● Element data from apps and pages:
------------------------
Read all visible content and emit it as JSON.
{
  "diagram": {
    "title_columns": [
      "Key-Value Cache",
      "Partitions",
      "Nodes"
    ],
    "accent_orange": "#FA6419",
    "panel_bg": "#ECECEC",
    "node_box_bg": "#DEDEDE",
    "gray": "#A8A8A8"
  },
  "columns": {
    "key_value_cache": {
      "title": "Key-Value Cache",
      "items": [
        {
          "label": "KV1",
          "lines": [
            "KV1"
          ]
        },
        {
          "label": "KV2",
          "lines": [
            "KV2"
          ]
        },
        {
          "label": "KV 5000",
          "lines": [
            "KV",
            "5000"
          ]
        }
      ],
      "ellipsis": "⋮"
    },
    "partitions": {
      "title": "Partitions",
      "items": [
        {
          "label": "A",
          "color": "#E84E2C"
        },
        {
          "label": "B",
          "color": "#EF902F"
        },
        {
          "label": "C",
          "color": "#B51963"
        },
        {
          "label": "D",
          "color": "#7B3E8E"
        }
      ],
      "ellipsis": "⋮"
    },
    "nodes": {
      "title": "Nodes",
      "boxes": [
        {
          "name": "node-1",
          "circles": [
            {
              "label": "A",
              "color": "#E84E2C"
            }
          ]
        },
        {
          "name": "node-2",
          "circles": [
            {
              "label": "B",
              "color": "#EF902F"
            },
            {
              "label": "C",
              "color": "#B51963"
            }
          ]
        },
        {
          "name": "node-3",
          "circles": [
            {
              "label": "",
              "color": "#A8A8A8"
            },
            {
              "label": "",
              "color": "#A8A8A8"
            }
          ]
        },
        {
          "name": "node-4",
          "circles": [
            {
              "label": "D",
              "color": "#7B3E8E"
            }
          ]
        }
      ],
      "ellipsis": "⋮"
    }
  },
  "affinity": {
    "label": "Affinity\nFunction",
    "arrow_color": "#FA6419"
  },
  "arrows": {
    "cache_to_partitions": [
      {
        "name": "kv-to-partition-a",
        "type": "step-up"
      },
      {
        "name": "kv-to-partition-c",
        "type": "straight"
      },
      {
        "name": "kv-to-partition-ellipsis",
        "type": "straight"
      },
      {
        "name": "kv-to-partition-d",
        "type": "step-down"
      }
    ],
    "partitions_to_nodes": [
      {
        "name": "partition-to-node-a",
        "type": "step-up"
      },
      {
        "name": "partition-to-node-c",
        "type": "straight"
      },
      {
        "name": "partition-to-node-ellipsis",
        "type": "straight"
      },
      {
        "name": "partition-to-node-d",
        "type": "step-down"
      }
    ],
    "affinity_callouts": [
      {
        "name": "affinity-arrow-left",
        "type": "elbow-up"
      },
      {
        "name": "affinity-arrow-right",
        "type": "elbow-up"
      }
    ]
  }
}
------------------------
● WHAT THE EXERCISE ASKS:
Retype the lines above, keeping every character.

● TASK RESPONSE:
Read all visible content and emit it as JSON.
{
  "diagram": {
    "title_columns": [
      "Key-Value Cache",
      "Partitions",
      "Nodes"
    ],
    "accent_orange": "#FA6419",
    "panel_bg": "#ECECEC",
    "node_box_bg": "#DEDEDE",
    "gray": "#A8A8A8"
  },
  "columns": {
    "key_value_cache": {
      "title": "Key-Value Cache",
      "items": [
        {
          "label": "KV1",
          "lines": [
            "KV1"
          ]
        },
        {
          "label": "KV2",
          "lines": [
            "KV2"
          ]
        },
        {
          "label": "KV 5000",
          "lines": [
            "KV",
            "5000"
          ]
        }
      ],
      "ellipsis": "⋮"
    },
    "partitions": {
      "title": "Partitions",
      "items": [
        {
          "label": "A",
          "color": "#E84E2C"
        },
        {
          "label": "B",
          "color": "#EF902F"
        },
        {
          "label": "C",
          "color": "#B51963"
        },
        {
          "label": "D",
          "color": "#7B3E8E"
        }
      ],
      "ellipsis": "⋮"
    },
    "nodes": {
      "title": "Nodes",
      "boxes": [
        {
          "name": "node-1",
          "circles": [
            {
              "label": "A",
              "color": "#E84E2C"
            }
          ]
        },
        {
          "name": "node-2",
          "circles": [
            {
              "label": "B",
              "color": "#EF902F"
            },
            {
              "label": "C",
              "color": "#B51963"
            }
          ]
        },
        {
          "name": "node-3",
          "circles": [
            {
              "label": "",
              "color": "#A8A8A8"
            },
            {
              "label": "",
              "color": "#A8A8A8"
            }
          ]
        },
        {
          "name": "node-4",
          "circles": [
            {
              "label": "D",
              "color": "#7B3E8E"
            }
          ]
        }
      ],
      "ellipsis": "⋮"
    }
  },
  "affinity": {
    "label": "Affinity\nFunction",
    "arrow_color": "#FA6419"
  },
  "arrows": {
    "cache_to_partitions": [
      {
        "name": "kv-to-partition-a",
        "type": "step-up"
      },
      {
        "name": "kv-to-partition-c",
        "type": "straight"
      },
      {
        "name": "kv-to-partition-ellipsis",
        "type": "straight"
      },
      {
        "name": "kv-to-partition-d",
        "type": "step-down"
      }
    ],
    "partitions_to_nodes": [
      {
        "name": "partition-to-node-a",
        "type": "step-up"
      },
      {
        "name": "partition-to-node-c",
        "type": "straight"
      },
      {
        "name": "partition-to-node-ellipsis",
        "type": "straight"
      },
      {
        "name": "partition-to-node-d",
        "type": "step-down"
      }
    ],
    "affinity_callouts": [
      {
        "name": "affinity-arrow-left",
        "type": "elbow-up"
      },
      {
        "name": "affinity-arrow-right",
        "type": "elbow-up"
      }
    ]
  }
}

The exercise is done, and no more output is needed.